[TASK] Among the records below, find the lines that contain "this" and copy each of them.

[[ EXERCISE MATERIAL, beginning ]]

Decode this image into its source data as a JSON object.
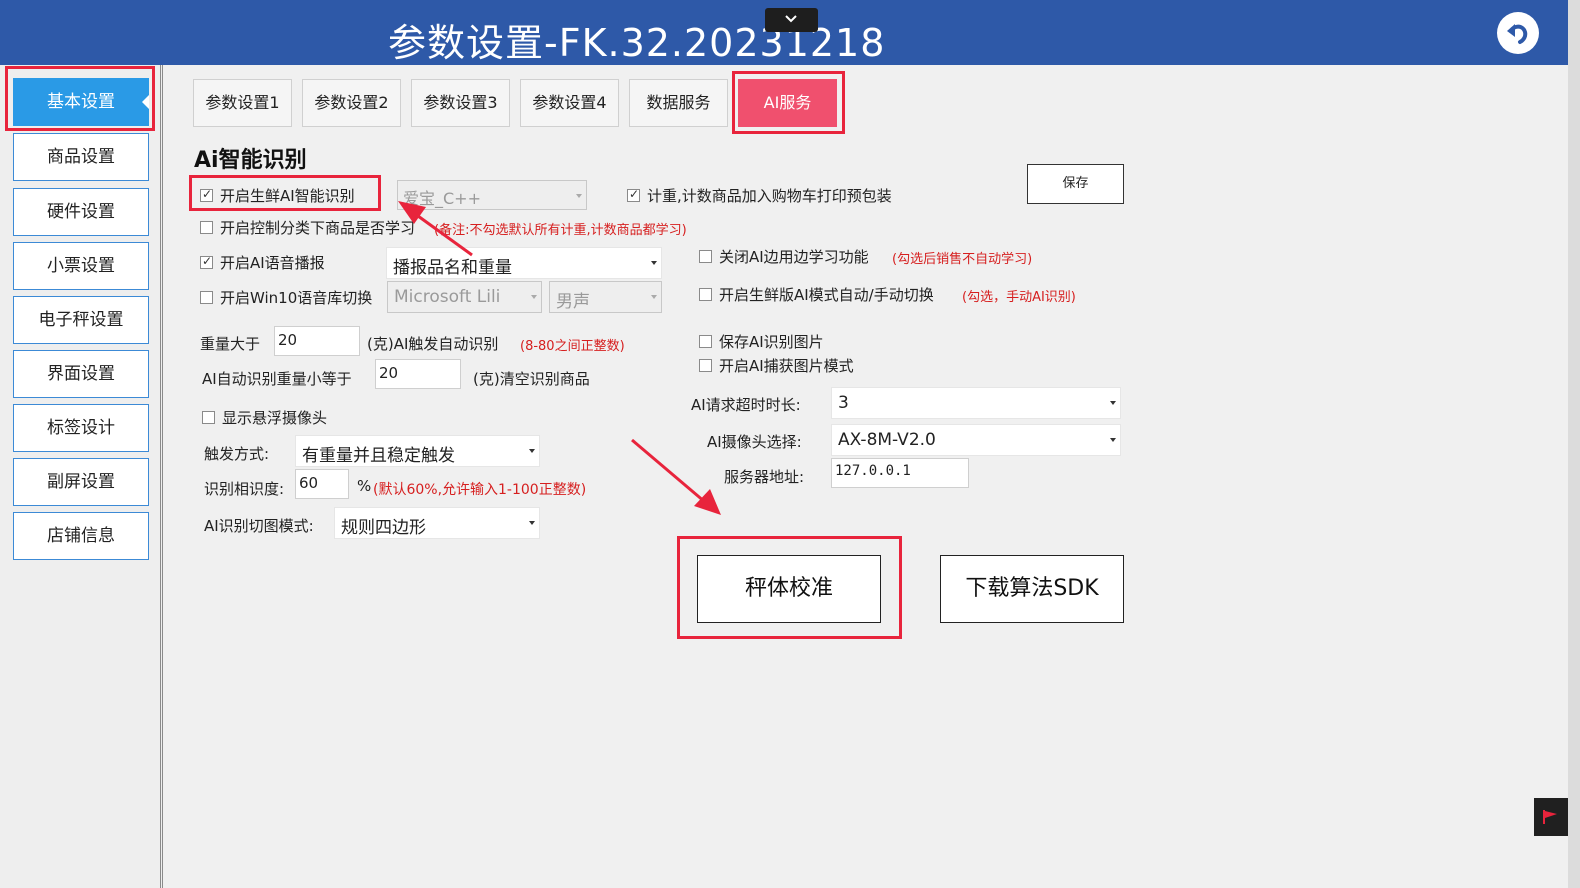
{
  "window": {
    "title": "参数设置-FK.32.20231218"
  },
  "sidebar": {
    "items": [
      "基本设置",
      "商品设置",
      "硬件设置",
      "小票设置",
      "电子秤设置",
      "界面设置",
      "标签设计",
      "副屏设置",
      "店铺信息"
    ]
  },
  "tabs": [
    "参数设置1",
    "参数设置2",
    "参数设置3",
    "参数设置4",
    "数据服务",
    "AI服务"
  ],
  "section": {
    "title": "Ai智能识别"
  },
  "left": {
    "fresh_ai": {
      "label": "开启生鲜AI智能识别",
      "checked": true,
      "engine": "爱宝_C++"
    },
    "category_learn": {
      "label": "开启控制分类下商品是否学习",
      "note": "(备注:不勾选默认所有计重,计数商品都学习)",
      "checked": false
    },
    "voice": {
      "label": "开启AI语音播报",
      "checked": true,
      "option": "播报品名和重量"
    },
    "win10": {
      "label": "开启Win10语音库切换",
      "checked": false,
      "voice": "Microsoft Lili",
      "gender": "男声"
    },
    "weight_gt": {
      "label": "重量大于",
      "value": "20",
      "suffix": "(克)AI触发自动识别",
      "note": "(8-80之间正整数)"
    },
    "weight_le": {
      "label": "AI自动识别重量小等于",
      "value": "20",
      "suffix": "(克)清空识别商品"
    },
    "float_cam": {
      "label": "显示悬浮摄像头",
      "checked": false
    },
    "trigger": {
      "label": "触发方式:",
      "value": "有重量并且稳定触发"
    },
    "similarity": {
      "label": "识别相识度:",
      "value": "60",
      "unit": "%",
      "note": "(默认60%,允许输入1-100正整数)"
    },
    "crop": {
      "label": "AI识别切图模式:",
      "value": "规则四边形"
    }
  },
  "right": {
    "count_pack": {
      "label": "计重,计数商品加入购物车打印预包装",
      "checked": true
    },
    "save_button": "保存",
    "close_learn": {
      "label": "关闭AI边用边学习功能",
      "note": "(勾选后销售不自动学习)",
      "checked": false
    },
    "auto_switch": {
      "label": "开启生鲜版AI模式自动/手动切换",
      "note": "(勾选，手动AI识别)",
      "checked": false
    },
    "save_img": {
      "label": "保存AI识别图片",
      "checked": false
    },
    "capture_mode": {
      "label": "开启AI捕获图片模式",
      "checked": false
    },
    "timeout": {
      "label": "AI请求超时时长:",
      "value": "3"
    },
    "camera": {
      "label": "AI摄像头选择:",
      "value": "AX-8M-V2.0"
    },
    "server": {
      "label": "服务器地址:",
      "value": "127.0.0.1"
    }
  },
  "buttons": {
    "calibrate": "秤体校准",
    "download_sdk": "下载算法SDK"
  },
  "colors": {
    "titlebar": "#2e59a8",
    "sidebar_active": "#2a9ae6",
    "tab_active": "#f0506e",
    "highlight": "#e8243c",
    "note": "#d61f1f"
  }
}
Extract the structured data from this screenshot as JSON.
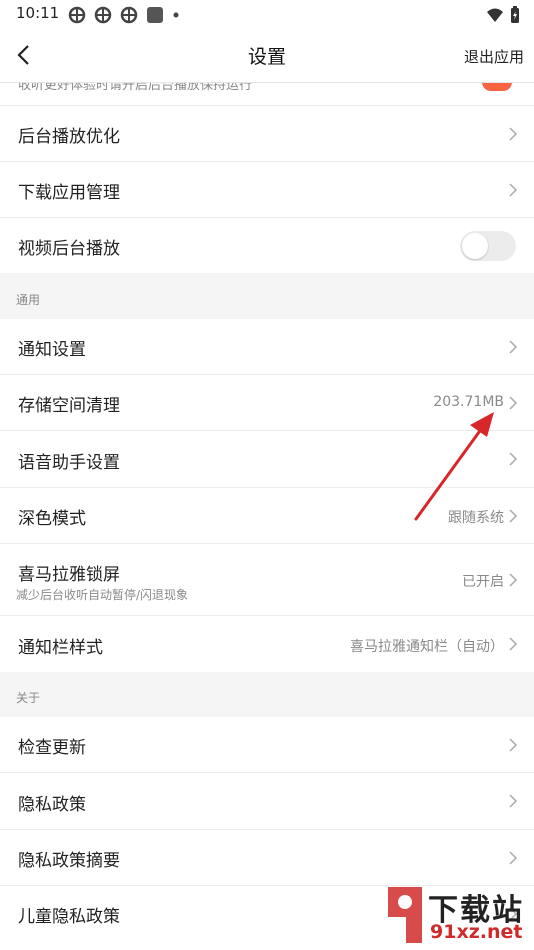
{
  "status_bar": {
    "time": "10:11"
  },
  "header": {
    "title": "设置",
    "exit_label": "退出应用"
  },
  "partial_row": {
    "text": "收听更好体验时请开启后台播放保持运行"
  },
  "rows_top": [
    {
      "label": "后台播放优化"
    },
    {
      "label": "下载应用管理"
    },
    {
      "label": "视频后台播放"
    }
  ],
  "section_general": {
    "label": "通用"
  },
  "rows_general": [
    {
      "label": "通知设置"
    },
    {
      "label": "存储空间清理",
      "value": "203.71MB"
    },
    {
      "label": "语音助手设置"
    },
    {
      "label": "深色模式",
      "value": "跟随系统"
    },
    {
      "label": "喜马拉雅锁屏",
      "sub": "减少后台收听自动暂停/闪退现象",
      "value": "已开启"
    },
    {
      "label": "通知栏样式",
      "value": "喜马拉雅通知栏（自动）"
    }
  ],
  "section_about": {
    "label": "关于"
  },
  "rows_about": [
    {
      "label": "检查更新"
    },
    {
      "label": "隐私政策"
    },
    {
      "label": "隐私政策摘要"
    },
    {
      "label": "儿童隐私政策"
    }
  ],
  "toggles": {
    "video_background_play": false
  },
  "colors": {
    "accent": "#f86442",
    "annotation_arrow": "#d9262b"
  },
  "watermark": {
    "line1": "下载站",
    "line2": "91xz.net"
  }
}
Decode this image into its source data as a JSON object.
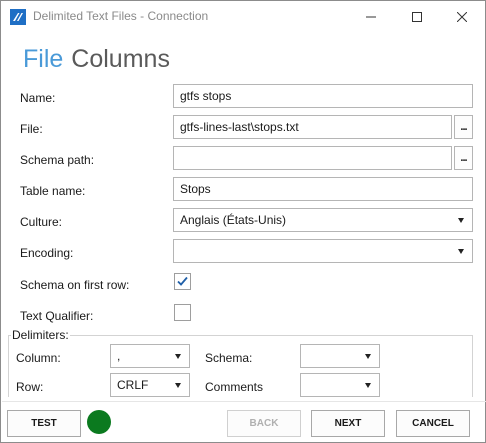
{
  "window": {
    "title": "Delimited Text Files - Connection",
    "controls": {
      "minimize": "minimize-icon",
      "maximize": "maximize-icon",
      "close": "close-icon"
    }
  },
  "tabs": [
    {
      "label": "File",
      "active": true
    },
    {
      "label": "Columns",
      "active": false
    }
  ],
  "form": {
    "name": {
      "label": "Name:",
      "value": "gtfs stops"
    },
    "file": {
      "label": "File:",
      "value": "gtfs-lines-last\\stops.txt",
      "browse": "..."
    },
    "schema_path": {
      "label": "Schema path:",
      "value": "",
      "browse": "..."
    },
    "table_name": {
      "label": "Table name:",
      "value": "Stops"
    },
    "culture": {
      "label": "Culture:",
      "value": "Anglais (États-Unis)"
    },
    "encoding": {
      "label": "Encoding:",
      "value": ""
    },
    "schema_first_row": {
      "label": "Schema on first row:",
      "checked": true
    },
    "text_qualifier": {
      "label": "Text Qualifier:",
      "checked": false
    }
  },
  "delimiters": {
    "title": "Delimiters:",
    "column": {
      "label": "Column:",
      "value": ","
    },
    "row": {
      "label": "Row:",
      "value": "CRLF"
    },
    "schema": {
      "label": "Schema:",
      "value": ""
    },
    "comments": {
      "label": "Comments",
      "value": ""
    }
  },
  "footer": {
    "test": "TEST",
    "back": "BACK",
    "next": "NEXT",
    "cancel": "CANCEL",
    "status_color": "#0b7a1f"
  },
  "colors": {
    "accent": "#4a9ad8",
    "check": "#1f5fa8"
  }
}
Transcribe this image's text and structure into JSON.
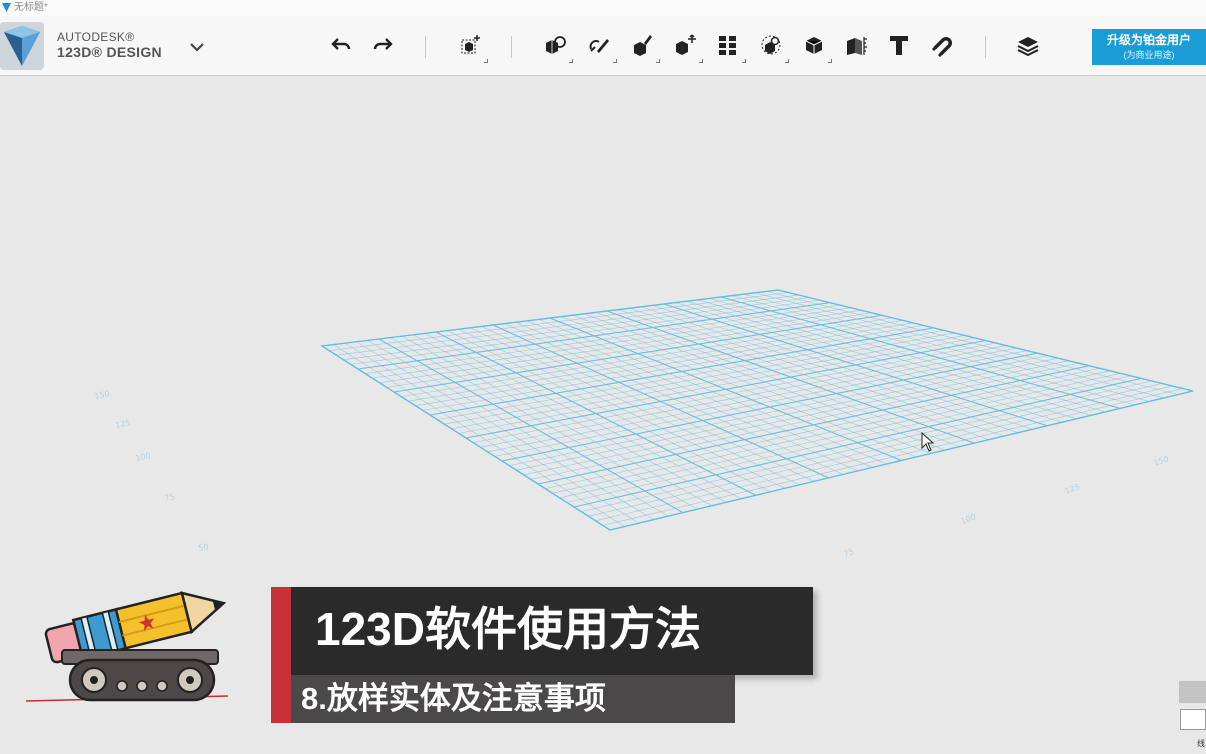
{
  "window": {
    "title": "无标题*"
  },
  "brand": {
    "line1": "AUTODESK®",
    "line2": "123D® DESIGN"
  },
  "toolbar": {
    "undo": "undo-icon",
    "redo": "redo-icon",
    "tools": [
      "transform",
      "primitives",
      "sketch",
      "construct",
      "modify",
      "pattern",
      "grouping",
      "combine",
      "measure",
      "material",
      "text",
      "snap",
      "layers"
    ]
  },
  "upgrade": {
    "label": "升级为铂金用户",
    "sublabel": "(为商业用途)"
  },
  "grid": {
    "color": "#62bde2"
  },
  "axis_labels": {
    "left": [
      "150",
      "125",
      "100",
      "75",
      "50"
    ],
    "right": [
      "150",
      "125",
      "100",
      "75"
    ]
  },
  "caption": {
    "title": "123D软件使用方法",
    "subtitle": "8.放样实体及注意事项",
    "accent": "#c8303a"
  },
  "corner_text": "线"
}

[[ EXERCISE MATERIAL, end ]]

[RESULT OF THE EXERCISE]
Decode this image into its source data as a JSON object.
Extract the structured data from this screenshot as JSON.
Decode this image into its source data as a JSON object.
Transcribe this image's text and structure into JSON.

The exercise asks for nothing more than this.